To the average person, the list of technical reforms in the First Nations Governance Act (Bill C-7), lurching its way this week through the House of Commons, might sound mundane. But to aboriginal leaders and those worried about the future of relations between native nations and the rest of Canada, these tinkerings are anything but innocuous. Taken together, they severely limit the possibilities for self-government, a fact that has led to massive protest across the country. Tomorrow (Friday, June 13), the newly formed Aboriginal Peoples Council in Toronto buses demonstrators to the Milton office of Liberal MP Julian Reed, a member of the feds' standing committee on aboriginal affairs.
To hear Indian Affairs Minister Robert Nault tell it, the bill is a way to help native communities, giving them the tools for sound government management by spelling out band bylaw-making powers. It also gives First Nations two years to create election codes (imposing a default code on those that don't) and requires bands to issue annual reports to members. Why so much opposition? Who could be against governance tools and elections? While much of the problem is in the details, the protests are also spurred by deeper concerns about process and trust.
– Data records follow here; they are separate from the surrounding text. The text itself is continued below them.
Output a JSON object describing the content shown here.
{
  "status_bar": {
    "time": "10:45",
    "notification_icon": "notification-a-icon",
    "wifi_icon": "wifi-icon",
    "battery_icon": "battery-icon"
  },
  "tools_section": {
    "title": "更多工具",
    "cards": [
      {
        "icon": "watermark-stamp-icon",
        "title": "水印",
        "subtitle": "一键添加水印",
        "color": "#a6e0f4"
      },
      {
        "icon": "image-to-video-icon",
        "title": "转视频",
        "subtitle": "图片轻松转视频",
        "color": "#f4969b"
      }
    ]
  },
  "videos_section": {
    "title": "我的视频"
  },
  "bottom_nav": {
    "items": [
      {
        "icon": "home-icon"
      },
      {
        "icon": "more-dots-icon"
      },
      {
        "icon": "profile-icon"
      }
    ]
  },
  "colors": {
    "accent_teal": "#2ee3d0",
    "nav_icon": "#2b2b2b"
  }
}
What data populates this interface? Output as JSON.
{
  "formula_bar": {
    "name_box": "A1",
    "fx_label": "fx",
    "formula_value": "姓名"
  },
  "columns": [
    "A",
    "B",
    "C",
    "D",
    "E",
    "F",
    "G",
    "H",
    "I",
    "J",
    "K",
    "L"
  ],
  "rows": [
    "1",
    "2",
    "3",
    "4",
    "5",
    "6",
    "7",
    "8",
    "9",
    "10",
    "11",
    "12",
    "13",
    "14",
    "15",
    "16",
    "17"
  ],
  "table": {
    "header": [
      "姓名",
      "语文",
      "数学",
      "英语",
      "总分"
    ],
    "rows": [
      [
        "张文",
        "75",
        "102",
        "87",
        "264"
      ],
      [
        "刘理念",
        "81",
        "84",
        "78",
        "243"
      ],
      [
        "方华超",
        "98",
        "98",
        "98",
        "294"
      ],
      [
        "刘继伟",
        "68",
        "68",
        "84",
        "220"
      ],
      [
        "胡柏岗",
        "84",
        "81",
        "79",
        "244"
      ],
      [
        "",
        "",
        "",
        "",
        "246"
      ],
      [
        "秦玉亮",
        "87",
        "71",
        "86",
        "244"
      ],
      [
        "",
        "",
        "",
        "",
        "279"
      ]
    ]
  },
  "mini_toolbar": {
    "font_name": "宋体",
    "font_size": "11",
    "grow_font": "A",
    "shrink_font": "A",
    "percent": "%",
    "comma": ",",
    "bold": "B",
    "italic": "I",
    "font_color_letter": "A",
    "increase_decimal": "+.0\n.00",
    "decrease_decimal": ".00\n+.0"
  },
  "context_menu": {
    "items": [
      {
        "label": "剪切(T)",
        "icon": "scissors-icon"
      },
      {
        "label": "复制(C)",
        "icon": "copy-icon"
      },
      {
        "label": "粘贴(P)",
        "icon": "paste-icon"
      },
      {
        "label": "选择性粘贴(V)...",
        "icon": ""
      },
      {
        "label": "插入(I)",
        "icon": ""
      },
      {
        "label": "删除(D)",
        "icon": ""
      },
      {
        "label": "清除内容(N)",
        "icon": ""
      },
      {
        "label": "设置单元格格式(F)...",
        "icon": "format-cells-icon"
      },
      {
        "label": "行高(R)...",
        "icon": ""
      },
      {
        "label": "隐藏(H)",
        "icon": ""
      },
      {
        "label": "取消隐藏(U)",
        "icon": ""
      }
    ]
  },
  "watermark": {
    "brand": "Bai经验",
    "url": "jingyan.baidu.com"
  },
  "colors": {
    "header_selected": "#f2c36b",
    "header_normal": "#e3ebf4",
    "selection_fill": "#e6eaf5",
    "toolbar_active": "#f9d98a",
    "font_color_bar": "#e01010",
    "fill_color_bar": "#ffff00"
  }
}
The 1996 Royal Commission on Aboriginal Peoples said billions of dollars were needed in new funding to ease the native housing crisis, spur economic development and give native people control over education, culture and land.
But out of the blue comes a bill wildly irrelevant to these concerns. "Why are we talking about legal standing and bylaw-making when we have houses that need to be built and people who need clean drinking water?" AFN spokesperson Don Kelly asks me.
Take the question of election codes. Every First Nation in the country already hasa system for selecting its leaders. Many of the rules are written down. Some, as in the Canadian parliamentary system, have evolved over generations as unwritten traditions.
Is two years enough time to codify election processes that would govern First Nations communities for generations? First Nations don't think so. When the Crees of Quebec negotiated Canada's first self-government deal in 1984, they needed five years to hammer out election procedures for just eight communities, and that was with a decent amount of government funding. Why the rush?
But most stunning is Nault's mantra that Bill C-7 will make bands more accountable for federal spending. The line plays into anti-aboriginal rhetoric that some kind of out-of-control spigot is pouring oceans of taxpayer dollars into the laps of chiefs.
Nothing could be more unjust. Federal records show the average First Nations elected leader makes a middling $28,300 a year. And in a little-noticed report last year, Auditor General Sheila Fraser stated that bands - most of them with populations under 500 - file a whopping 168 reports on average to Ottawa every year. Most of that information is never used. Fraser said reporting requirements should be streamlined, not increased even more.
Little wonder that aboriginal rights lawyer James O'Reilly calls Nault's rhetoric "despicable." "Sure, there are (accountability) problems, but they're no greater than those at the federal government," he says. O'Reilly is especially alarmed by a clause that outlines the Indian Affairs minister's power to take over management of bands experiencing financial woes. Until now, Indian Affairs has exercised this power in an ad hoc way. O'Reilly says this and other clauses are a big blow to self-government moves. "They are hiding (attempts to undermine self-government) in technical details.'
Nault has denied that Bill C-7 infringes on aboriginal rights. But a leaked cabinet memo from 2002 suggests otherwise. The memo predicts that First Nations are likely to challenge the legislation in court as a violation of their constitutionally protected aboriginal rights.
The Federation of Saskatchewan Indian Nations has indeed mounted a court challenge to Bill C-7, and the AFN vows to follow suit. Whether Chretien and Nault have really helped native people with Bill C-7, is now a matter for a judge to decide.